- Killing creativity to build innovative new schools by quality control;
- Distrust in research (Ioannidis), ELD research incoherent;
- Research mainly on leadership of those schools that in fact are old-school organisations;
- Growing attention for action-research, sometimes widening the interpretation of what is real scientific research;
- Distrust in training and consultancy, distrust in authority;
- Expected growing distrust of principals and teachers, parents not any longer accepting the authority of them;
- Students not any longer believing in relevance of school for their future.
BECOMING A GOOD SCHOOL LEADER OF A GOOD SCHOOL
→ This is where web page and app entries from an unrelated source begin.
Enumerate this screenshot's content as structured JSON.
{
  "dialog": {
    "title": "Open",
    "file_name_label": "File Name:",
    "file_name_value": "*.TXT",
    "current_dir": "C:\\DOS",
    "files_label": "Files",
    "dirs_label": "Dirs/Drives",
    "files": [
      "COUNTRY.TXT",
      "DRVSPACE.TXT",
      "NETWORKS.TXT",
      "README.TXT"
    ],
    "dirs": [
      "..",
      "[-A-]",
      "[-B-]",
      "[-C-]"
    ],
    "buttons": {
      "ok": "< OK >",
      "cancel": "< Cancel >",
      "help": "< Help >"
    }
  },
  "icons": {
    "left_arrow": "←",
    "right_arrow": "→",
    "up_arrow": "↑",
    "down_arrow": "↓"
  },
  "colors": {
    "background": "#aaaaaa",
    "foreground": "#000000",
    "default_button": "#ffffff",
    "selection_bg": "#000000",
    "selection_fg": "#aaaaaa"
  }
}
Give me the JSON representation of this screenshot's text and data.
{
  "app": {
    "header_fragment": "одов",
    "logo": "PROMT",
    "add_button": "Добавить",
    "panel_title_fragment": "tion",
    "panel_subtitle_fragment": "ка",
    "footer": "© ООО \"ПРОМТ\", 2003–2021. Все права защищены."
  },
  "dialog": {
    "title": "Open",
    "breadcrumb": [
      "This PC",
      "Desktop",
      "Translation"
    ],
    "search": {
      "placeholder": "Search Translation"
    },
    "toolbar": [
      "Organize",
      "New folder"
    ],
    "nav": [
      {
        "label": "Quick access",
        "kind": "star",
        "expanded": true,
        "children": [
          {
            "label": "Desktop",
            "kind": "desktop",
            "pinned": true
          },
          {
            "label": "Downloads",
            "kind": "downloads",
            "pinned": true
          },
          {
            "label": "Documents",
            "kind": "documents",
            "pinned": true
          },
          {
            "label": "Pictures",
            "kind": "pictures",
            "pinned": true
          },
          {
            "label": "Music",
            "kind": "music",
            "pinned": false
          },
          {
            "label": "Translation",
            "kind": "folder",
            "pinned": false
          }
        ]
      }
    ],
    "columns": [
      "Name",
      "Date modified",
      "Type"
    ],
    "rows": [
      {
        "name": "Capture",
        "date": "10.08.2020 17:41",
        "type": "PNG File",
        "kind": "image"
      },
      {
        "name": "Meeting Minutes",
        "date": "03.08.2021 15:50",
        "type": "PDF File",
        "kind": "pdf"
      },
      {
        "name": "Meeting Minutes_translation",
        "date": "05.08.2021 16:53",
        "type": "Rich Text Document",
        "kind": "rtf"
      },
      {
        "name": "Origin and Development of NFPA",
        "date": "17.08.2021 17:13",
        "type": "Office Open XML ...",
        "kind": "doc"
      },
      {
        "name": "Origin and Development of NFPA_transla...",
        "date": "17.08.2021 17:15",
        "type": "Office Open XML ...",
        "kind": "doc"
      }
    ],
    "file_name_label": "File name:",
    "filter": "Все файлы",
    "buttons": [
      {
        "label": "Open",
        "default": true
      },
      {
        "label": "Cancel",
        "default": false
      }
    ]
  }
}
- Consider a good school as a realistic goal to aim for. (Research shows that only very few schools can maintain to be an excellent school);
- Strengthen the professionalism of the teachers (hopefully with internalised accountability);
- Carefully select the goals that you make yourself responsible for. Do not overstate your possibilities to be responsible (it causes anxiety and/or power play);
- Support teachers in their self-chosen paths of becoming a better professional;
- Prepare to defend differences in the behaviour of teachers;
- Do not compete with other schools, make yourself responsible for the wellbeing of children beyond your school;
- Invite students to take responsibility and to be partners in the construction and implementation of learning processes (not all students will accept the invitation just like not all teachers do);
- Concentrate resources on less-resourced students (having less budget, less social capital). (Asking volunteers to support those students shows a misunderstanding of your responsibility);
- Consider instructional leadership as teaming up with individual teachers or groups of teachers in clarifying their theory of their practice of instruction, support your teachers to extend their learning communities outside the school;
- Define distributed leadership as a constant search for colleagues who want to take responsibility;
- Resist attempts of teachers and students to broaden your responsibilities (there will be many attempts);
- Focus on and solve together the problems that students encounter, which precedes a vision and a mission;
- Do not try to create a culture of trust. Start with trusting teachers in their professionality;
- Do not attempt faithful implementation of a model or practice from others. It removes your creativity and the creativity of the people with whom you work;
- Acknowledge that certain goals can’t be combined e.g. high quality education and efficiency;
- Be satisfied that major decisions regarding inequality will be taken at a higher level and be prepared that stakeholders in school will try to redress those decisions.
- Focus data collection only on goals really relevant for you (such as results of lower SES children). Avoid/ fight against detailed accountability on all aspects of the organisation.
UNIVERSITIES AND OTHER ORGANISATIONS SUPPORTING SCHOOL LEADERS
- Continuing (participatory) case studies trying to identify different composites or compositions or configurations of good working schools (the level below excellent - without extra resources, or volunteers or much overtime from teachers);
- Selecting sparring partners that can help you find what might be missing in your configuration;
- Do not trust partners-in-spe that offer you single clear-cut model reducing your complexity to a simple eight factor, four phases model (or similar). Hardly ever the models tell you how to go forward from phase one to next phases.
- Hopefully consultants learn not to propose measures that are not in your reach or that are even more complex to realise than the original problem (Fullan ICT-advice Latin-America).